EXERCISE INSTRUCTIONS
Looking through the listing below, state how many lines have the word "Tote" in them. Only the number should be given.
___
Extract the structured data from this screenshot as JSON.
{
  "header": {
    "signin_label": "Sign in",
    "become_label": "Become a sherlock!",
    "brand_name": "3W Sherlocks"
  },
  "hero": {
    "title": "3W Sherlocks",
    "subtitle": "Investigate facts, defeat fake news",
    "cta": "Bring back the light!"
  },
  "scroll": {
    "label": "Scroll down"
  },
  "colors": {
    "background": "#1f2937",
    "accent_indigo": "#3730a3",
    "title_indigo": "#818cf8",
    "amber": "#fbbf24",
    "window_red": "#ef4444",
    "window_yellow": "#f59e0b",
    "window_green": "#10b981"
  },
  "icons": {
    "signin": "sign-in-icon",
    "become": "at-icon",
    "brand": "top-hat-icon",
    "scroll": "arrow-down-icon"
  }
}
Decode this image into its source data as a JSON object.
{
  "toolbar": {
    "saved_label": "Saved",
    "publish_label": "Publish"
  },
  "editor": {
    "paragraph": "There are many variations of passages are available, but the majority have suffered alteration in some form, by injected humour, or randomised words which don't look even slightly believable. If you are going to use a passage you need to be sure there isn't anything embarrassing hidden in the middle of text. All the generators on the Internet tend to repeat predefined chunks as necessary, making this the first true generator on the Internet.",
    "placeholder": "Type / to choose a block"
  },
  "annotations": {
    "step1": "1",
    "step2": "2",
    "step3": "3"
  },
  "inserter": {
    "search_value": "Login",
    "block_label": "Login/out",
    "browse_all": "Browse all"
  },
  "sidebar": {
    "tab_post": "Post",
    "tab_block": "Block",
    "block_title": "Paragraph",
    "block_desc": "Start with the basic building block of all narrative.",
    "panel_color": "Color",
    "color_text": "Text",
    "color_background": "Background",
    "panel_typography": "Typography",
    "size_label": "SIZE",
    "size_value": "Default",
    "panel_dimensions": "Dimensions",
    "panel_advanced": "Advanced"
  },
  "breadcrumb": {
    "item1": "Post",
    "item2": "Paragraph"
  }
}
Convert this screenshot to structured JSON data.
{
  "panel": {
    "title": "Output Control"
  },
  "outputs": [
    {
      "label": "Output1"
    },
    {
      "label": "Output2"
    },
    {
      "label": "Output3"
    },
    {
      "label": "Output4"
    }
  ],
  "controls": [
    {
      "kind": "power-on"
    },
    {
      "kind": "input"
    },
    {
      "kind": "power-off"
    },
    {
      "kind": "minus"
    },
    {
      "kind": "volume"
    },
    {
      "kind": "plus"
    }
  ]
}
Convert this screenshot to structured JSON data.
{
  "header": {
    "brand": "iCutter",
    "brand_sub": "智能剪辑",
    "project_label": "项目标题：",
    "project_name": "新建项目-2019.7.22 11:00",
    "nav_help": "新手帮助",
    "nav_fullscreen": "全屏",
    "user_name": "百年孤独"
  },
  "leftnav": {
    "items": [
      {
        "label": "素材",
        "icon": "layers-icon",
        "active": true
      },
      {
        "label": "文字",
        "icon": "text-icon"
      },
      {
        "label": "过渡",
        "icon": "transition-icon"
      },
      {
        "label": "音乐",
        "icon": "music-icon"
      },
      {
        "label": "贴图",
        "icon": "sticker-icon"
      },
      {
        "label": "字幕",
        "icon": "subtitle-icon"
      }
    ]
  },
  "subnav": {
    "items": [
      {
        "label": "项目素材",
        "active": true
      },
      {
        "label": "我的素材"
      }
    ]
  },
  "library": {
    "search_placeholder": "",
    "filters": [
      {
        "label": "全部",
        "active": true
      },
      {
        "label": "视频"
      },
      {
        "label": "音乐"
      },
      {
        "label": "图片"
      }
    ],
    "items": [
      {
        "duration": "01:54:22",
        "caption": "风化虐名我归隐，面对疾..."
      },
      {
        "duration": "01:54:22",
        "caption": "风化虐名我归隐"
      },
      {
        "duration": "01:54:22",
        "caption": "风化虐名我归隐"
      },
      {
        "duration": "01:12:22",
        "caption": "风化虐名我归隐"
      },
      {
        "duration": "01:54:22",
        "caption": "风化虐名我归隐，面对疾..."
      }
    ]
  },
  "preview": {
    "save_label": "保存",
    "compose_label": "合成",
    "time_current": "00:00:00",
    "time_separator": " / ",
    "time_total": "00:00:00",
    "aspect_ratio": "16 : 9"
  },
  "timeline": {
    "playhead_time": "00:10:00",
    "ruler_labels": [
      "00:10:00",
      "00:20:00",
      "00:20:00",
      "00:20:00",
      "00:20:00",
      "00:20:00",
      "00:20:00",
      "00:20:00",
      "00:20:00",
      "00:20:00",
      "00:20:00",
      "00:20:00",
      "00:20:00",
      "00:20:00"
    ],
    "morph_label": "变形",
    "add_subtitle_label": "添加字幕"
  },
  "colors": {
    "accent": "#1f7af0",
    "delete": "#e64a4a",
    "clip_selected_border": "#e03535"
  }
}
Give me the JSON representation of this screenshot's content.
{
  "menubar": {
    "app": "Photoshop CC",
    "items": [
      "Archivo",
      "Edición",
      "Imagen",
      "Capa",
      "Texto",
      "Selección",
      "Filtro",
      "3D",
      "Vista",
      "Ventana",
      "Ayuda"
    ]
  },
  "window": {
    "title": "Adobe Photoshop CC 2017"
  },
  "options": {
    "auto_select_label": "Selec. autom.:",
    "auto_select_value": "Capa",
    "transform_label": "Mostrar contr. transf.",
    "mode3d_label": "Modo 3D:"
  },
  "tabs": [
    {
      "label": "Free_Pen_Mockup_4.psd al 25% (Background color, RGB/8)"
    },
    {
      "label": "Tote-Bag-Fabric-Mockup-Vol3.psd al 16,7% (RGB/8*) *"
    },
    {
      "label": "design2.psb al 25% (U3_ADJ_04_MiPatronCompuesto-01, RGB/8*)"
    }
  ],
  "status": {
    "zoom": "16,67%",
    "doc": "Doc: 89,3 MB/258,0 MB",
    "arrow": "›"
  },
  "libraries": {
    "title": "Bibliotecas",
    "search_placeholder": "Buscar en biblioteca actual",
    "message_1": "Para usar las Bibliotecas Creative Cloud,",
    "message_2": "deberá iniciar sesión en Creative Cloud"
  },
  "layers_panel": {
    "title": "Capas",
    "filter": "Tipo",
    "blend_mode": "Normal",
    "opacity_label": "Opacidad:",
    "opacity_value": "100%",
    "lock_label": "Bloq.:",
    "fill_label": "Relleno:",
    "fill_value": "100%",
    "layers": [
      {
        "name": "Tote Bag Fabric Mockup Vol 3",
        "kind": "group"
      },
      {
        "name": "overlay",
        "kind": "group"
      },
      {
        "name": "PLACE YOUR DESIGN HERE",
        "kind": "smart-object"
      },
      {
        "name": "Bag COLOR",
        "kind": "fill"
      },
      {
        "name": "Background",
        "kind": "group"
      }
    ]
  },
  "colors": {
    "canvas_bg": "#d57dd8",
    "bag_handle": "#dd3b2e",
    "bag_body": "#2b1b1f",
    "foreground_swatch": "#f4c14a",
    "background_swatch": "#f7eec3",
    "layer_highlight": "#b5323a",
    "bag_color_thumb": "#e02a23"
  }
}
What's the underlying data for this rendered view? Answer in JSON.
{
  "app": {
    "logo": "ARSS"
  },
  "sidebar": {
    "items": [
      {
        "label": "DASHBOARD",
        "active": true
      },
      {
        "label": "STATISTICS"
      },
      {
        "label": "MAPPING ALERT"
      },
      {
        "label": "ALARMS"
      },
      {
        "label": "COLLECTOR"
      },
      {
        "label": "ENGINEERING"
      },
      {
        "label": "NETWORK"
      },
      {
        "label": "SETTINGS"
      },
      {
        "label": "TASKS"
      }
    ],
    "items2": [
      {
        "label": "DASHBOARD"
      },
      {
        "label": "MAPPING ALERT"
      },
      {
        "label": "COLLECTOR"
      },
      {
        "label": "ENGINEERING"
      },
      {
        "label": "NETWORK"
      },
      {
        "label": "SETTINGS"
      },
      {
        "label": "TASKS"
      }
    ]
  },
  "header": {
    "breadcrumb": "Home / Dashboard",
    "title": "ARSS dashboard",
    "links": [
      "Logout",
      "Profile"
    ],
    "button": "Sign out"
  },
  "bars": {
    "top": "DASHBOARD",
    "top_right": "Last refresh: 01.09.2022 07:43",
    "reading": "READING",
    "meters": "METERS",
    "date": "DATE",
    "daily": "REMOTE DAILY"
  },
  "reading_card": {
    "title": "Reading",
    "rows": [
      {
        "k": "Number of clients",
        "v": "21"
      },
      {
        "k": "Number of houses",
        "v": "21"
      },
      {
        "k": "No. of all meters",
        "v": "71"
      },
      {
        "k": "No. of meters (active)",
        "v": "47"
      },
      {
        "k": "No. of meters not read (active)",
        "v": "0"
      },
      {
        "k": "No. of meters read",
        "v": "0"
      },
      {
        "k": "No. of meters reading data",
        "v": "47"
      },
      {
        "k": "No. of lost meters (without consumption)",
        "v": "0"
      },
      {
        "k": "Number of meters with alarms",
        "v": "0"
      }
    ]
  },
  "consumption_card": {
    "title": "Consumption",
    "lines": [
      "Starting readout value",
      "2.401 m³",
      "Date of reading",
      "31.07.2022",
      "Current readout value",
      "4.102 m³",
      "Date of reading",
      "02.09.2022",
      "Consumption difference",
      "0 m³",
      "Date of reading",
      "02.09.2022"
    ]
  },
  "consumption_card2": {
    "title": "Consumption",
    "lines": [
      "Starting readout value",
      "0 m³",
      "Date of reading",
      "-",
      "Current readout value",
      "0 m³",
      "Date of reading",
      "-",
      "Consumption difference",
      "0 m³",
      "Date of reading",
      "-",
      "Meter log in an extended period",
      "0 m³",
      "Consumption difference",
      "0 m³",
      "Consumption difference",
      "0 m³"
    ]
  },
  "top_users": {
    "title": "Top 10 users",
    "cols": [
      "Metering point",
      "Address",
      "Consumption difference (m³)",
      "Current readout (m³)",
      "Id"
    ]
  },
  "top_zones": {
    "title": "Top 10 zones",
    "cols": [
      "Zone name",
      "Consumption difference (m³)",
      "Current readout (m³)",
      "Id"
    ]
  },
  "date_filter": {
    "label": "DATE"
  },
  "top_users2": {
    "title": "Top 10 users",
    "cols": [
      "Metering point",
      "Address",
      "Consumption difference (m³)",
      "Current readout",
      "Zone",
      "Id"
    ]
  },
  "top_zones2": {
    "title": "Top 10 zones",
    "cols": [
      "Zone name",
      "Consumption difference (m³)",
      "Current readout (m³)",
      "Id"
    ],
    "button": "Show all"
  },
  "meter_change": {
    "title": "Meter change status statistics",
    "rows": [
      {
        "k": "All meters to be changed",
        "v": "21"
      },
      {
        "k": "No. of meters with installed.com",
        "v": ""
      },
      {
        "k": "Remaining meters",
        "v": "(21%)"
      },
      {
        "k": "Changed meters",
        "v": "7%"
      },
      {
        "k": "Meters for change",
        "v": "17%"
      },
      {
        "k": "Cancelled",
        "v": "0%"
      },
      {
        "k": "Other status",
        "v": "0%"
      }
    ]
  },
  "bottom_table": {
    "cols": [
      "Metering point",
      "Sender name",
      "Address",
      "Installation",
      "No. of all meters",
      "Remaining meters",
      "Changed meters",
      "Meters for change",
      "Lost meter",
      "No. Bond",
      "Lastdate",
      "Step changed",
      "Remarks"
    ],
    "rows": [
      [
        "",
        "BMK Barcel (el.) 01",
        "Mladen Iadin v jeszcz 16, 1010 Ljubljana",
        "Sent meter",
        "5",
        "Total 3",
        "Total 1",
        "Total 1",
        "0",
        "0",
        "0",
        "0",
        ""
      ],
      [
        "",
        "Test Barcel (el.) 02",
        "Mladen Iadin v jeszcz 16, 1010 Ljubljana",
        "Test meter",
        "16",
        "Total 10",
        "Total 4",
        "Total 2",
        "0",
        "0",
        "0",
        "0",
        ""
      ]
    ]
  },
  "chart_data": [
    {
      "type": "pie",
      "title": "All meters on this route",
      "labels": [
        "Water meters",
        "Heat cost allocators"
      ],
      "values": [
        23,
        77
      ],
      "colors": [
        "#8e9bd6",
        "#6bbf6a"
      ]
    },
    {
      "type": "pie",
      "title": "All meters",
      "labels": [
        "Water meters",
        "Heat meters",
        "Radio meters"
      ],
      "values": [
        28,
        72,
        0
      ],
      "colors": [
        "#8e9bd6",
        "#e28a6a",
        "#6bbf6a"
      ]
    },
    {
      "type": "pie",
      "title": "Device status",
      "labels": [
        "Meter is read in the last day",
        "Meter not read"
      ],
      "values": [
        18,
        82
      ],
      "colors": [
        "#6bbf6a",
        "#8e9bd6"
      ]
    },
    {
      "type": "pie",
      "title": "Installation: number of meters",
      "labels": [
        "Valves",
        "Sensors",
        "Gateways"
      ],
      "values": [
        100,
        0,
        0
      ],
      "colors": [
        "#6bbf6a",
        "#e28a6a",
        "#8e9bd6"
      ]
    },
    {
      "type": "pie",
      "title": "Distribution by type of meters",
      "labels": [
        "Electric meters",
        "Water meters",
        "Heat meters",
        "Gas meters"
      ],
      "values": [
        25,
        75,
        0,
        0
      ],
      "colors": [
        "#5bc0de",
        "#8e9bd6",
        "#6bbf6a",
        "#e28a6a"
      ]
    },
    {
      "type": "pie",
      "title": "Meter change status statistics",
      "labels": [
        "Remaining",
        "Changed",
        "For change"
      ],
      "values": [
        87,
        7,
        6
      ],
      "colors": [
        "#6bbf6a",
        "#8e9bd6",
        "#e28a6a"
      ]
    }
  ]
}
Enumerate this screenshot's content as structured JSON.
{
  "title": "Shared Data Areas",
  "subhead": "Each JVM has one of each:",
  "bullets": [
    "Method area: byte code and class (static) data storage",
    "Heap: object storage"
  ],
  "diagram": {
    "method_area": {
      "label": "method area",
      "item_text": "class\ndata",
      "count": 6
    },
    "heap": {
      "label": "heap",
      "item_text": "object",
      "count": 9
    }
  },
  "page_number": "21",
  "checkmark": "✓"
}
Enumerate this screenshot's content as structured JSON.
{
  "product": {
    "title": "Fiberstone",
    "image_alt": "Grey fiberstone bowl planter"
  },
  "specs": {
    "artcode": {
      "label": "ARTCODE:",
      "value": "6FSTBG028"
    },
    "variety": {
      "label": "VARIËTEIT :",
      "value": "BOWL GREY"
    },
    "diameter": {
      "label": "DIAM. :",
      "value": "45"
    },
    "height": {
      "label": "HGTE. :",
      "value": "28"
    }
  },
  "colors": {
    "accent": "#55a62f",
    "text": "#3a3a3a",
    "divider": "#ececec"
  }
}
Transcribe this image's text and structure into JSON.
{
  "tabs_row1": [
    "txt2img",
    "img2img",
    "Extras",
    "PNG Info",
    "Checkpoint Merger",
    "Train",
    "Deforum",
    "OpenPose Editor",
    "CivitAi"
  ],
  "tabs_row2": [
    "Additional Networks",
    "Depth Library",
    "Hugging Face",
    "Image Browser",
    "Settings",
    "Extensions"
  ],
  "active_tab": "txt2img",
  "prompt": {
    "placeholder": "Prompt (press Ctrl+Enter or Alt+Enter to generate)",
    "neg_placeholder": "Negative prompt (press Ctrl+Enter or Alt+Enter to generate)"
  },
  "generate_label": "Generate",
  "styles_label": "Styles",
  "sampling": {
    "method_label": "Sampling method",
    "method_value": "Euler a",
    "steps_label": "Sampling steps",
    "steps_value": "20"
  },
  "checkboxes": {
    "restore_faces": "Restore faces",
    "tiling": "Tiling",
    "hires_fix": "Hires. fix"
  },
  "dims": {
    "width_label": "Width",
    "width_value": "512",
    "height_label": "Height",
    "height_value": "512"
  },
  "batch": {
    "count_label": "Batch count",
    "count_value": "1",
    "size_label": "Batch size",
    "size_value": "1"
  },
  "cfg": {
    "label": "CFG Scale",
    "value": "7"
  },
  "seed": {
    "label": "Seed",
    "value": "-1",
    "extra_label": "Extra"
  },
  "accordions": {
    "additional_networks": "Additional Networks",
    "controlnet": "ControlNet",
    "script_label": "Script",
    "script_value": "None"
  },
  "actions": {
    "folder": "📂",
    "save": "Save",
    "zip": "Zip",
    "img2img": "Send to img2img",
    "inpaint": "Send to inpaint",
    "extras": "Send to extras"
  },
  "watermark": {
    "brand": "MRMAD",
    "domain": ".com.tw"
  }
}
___
SOLUTION TO THIS EXERCISE
2